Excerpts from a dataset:

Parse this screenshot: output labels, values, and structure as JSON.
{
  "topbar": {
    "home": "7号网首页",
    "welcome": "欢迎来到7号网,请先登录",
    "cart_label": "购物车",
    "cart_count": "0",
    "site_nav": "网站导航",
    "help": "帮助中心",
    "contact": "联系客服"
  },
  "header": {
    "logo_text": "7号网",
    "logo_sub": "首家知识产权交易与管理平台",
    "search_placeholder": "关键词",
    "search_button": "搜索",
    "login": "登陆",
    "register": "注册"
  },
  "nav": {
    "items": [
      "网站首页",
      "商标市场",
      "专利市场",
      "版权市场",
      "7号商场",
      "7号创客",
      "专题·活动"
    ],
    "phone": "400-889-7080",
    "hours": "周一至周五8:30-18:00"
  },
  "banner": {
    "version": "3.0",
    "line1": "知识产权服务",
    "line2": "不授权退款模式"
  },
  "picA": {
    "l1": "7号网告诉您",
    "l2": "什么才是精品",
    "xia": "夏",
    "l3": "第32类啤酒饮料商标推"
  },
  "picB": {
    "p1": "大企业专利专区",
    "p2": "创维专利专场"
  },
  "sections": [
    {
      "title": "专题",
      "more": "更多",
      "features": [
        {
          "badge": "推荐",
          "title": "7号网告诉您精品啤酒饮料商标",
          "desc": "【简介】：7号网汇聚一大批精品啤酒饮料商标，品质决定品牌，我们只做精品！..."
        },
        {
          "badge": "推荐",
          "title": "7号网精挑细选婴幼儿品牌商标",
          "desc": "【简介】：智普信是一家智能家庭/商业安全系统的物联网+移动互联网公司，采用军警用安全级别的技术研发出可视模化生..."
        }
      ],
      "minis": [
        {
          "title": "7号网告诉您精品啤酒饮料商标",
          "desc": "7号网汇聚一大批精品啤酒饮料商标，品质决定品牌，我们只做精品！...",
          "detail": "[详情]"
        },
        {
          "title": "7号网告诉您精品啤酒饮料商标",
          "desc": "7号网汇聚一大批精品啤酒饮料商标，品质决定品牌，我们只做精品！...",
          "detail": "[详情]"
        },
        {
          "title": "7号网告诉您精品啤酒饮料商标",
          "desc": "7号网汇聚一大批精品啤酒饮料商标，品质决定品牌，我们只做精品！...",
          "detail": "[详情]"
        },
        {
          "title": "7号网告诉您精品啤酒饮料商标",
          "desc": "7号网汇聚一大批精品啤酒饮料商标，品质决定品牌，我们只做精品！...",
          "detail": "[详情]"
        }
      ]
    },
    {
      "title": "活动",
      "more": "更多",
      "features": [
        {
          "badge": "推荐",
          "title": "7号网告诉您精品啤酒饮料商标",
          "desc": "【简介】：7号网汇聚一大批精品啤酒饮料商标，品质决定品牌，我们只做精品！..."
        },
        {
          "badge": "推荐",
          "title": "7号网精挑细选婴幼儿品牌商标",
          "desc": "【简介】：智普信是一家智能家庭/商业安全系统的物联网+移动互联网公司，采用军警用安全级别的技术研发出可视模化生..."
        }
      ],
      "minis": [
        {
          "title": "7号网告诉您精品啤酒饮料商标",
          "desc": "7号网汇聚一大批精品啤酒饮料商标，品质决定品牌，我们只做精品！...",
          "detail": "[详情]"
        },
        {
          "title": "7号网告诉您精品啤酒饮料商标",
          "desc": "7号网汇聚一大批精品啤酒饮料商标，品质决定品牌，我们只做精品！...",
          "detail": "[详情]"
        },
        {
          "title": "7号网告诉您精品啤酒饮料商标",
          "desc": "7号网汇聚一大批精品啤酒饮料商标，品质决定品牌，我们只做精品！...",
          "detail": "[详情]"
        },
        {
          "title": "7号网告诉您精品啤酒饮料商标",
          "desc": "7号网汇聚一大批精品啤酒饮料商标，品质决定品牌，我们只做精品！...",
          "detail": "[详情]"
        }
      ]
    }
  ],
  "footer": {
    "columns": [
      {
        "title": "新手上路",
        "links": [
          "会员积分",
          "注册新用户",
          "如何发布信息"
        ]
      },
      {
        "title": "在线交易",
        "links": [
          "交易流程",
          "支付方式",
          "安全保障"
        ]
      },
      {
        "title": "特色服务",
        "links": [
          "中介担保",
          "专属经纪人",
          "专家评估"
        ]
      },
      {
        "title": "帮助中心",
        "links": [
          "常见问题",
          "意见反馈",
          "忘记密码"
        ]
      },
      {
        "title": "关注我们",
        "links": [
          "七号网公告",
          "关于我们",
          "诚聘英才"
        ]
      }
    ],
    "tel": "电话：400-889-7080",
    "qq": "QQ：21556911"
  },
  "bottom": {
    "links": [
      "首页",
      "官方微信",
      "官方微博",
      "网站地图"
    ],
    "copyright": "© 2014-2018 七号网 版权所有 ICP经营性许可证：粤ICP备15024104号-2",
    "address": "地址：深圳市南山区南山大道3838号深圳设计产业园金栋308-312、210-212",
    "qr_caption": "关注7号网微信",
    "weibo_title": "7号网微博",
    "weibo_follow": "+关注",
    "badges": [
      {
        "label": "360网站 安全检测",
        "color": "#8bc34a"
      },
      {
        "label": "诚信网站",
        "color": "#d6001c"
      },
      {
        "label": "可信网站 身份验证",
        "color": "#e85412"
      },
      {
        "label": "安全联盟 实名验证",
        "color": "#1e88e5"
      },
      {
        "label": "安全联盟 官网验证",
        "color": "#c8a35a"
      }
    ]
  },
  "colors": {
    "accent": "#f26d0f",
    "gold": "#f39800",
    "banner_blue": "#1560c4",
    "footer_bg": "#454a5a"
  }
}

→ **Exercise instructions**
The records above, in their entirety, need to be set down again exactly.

→ **Task result**
Parse this screenshot: output labels, values, and structure as JSON.
{
  "topbar": {
    "home": "7号网首页",
    "welcome": "欢迎来到7号网,请先登录",
    "cart_label": "购物车",
    "cart_count": "0",
    "site_nav": "网站导航",
    "help": "帮助中心",
    "contact": "联系客服"
  },
  "header": {
    "logo_text": "7号网",
    "logo_sub": "首家知识产权交易与管理平台",
    "search_placeholder": "关键词",
    "search_button": "搜索",
    "login": "登陆",
    "register": "注册"
  },
  "nav": {
    "items": [
      "网站首页",
      "商标市场",
      "专利市场",
      "版权市场",
      "7号商场",
      "7号创客",
      "专题·活动"
    ],
    "phone": "400-889-7080",
    "hours": "周一至周五8:30-18:00"
  },
  "banner": {
    "version": "3.0",
    "line1": "知识产权服务",
    "line2": "不授权退款模式"
  },
  "picA": {
    "l1": "7号网告诉您",
    "l2": "什么才是精品",
    "xia": "夏",
    "l3": "第32类啤酒饮料商标推"
  },
  "picB": {
    "p1": "大企业专利专区",
    "p2": "创维专利专场"
  },
  "sections": [
    {
      "title": "专题",
      "more": "更多",
      "features": [
        {
          "badge": "推荐",
          "title": "7号网告诉您精品啤酒饮料商标",
          "desc": "【简介】：7号网汇聚一大批精品啤酒饮料商标，品质决定品牌，我们只做精品！..."
        },
        {
          "badge": "推荐",
          "title": "7号网精挑细选婴幼儿品牌商标",
          "desc": "【简介】：智普信是一家智能家庭/商业安全系统的物联网+移动互联网公司，采用军警用安全级别的技术研发出可视模化生..."
        }
      ],
      "minis": [
        {
          "title": "7号网告诉您精品啤酒饮料商标",
          "desc": "7号网汇聚一大批精品啤酒饮料商标，品质决定品牌，我们只做精品！...",
          "detail": "[详情]"
        },
        {
          "title": "7号网告诉您精品啤酒饮料商标",
          "desc": "7号网汇聚一大批精品啤酒饮料商标，品质决定品牌，我们只做精品！...",
          "detail": "[详情]"
        },
        {
          "title": "7号网告诉您精品啤酒饮料商标",
          "desc": "7号网汇聚一大批精品啤酒饮料商标，品质决定品牌，我们只做精品！...",
          "detail": "[详情]"
        },
        {
          "title": "7号网告诉您精品啤酒饮料商标",
          "desc": "7号网汇聚一大批精品啤酒饮料商标，品质决定品牌，我们只做精品！...",
          "detail": "[详情]"
        }
      ]
    },
    {
      "title": "活动",
      "more": "更多",
      "features": [
        {
          "badge": "推荐",
          "title": "7号网告诉您精品啤酒饮料商标",
          "desc": "【简介】：7号网汇聚一大批精品啤酒饮料商标，品质决定品牌，我们只做精品！..."
        },
        {
          "badge": "推荐",
          "title": "7号网精挑细选婴幼儿品牌商标",
          "desc": "【简介】：智普信是一家智能家庭/商业安全系统的物联网+移动互联网公司，采用军警用安全级别的技术研发出可视模化生..."
        }
      ],
      "minis": [
        {
          "title": "7号网告诉您精品啤酒饮料商标",
          "desc": "7号网汇聚一大批精品啤酒饮料商标，品质决定品牌，我们只做精品！...",
          "detail": "[详情]"
        },
        {
          "title": "7号网告诉您精品啤酒饮料商标",
          "desc": "7号网汇聚一大批精品啤酒饮料商标，品质决定品牌，我们只做精品！...",
          "detail": "[详情]"
        },
        {
          "title": "7号网告诉您精品啤酒饮料商标",
          "desc": "7号网汇聚一大批精品啤酒饮料商标，品质决定品牌，我们只做精品！...",
          "detail": "[详情]"
        },
        {
          "title": "7号网告诉您精品啤酒饮料商标",
          "desc": "7号网汇聚一大批精品啤酒饮料商标，品质决定品牌，我们只做精品！...",
          "detail": "[详情]"
        }
      ]
    }
  ],
  "footer": {
    "columns": [
      {
        "title": "新手上路",
        "links": [
          "会员积分",
          "注册新用户",
          "如何发布信息"
        ]
      },
      {
        "title": "在线交易",
        "links": [
          "交易流程",
          "支付方式",
          "安全保障"
        ]
      },
      {
        "title": "特色服务",
        "links": [
          "中介担保",
          "专属经纪人",
          "专家评估"
        ]
      },
      {
        "title": "帮助中心",
        "links": [
          "常见问题",
          "意见反馈",
          "忘记密码"
        ]
      },
      {
        "title": "关注我们",
        "links": [
          "七号网公告",
          "关于我们",
          "诚聘英才"
        ]
      }
    ],
    "tel": "电话：400-889-7080",
    "qq": "QQ：21556911"
  },
  "bottom": {
    "links": [
      "首页",
      "官方微信",
      "官方微博",
      "网站地图"
    ],
    "copyright": "© 2014-2018 七号网 版权所有 ICP经营性许可证：粤ICP备15024104号-2",
    "address": "地址：深圳市南山区南山大道3838号深圳设计产业园金栋308-312、210-212",
    "qr_caption": "关注7号网微信",
    "weibo_title": "7号网微博",
    "weibo_follow": "+关注",
    "badges": [
      {
        "label": "360网站 安全检测",
        "color": "#8bc34a"
      },
      {
        "label": "诚信网站",
        "color": "#d6001c"
      },
      {
        "label": "可信网站 身份验证",
        "color": "#e85412"
      },
      {
        "label": "安全联盟 实名验证",
        "color": "#1e88e5"
      },
      {
        "label": "安全联盟 官网验证",
        "color": "#c8a35a"
      }
    ]
  },
  "colors": {
    "accent": "#f26d0f",
    "gold": "#f39800",
    "banner_blue": "#1560c4",
    "footer_bg": "#454a5a"
  }
}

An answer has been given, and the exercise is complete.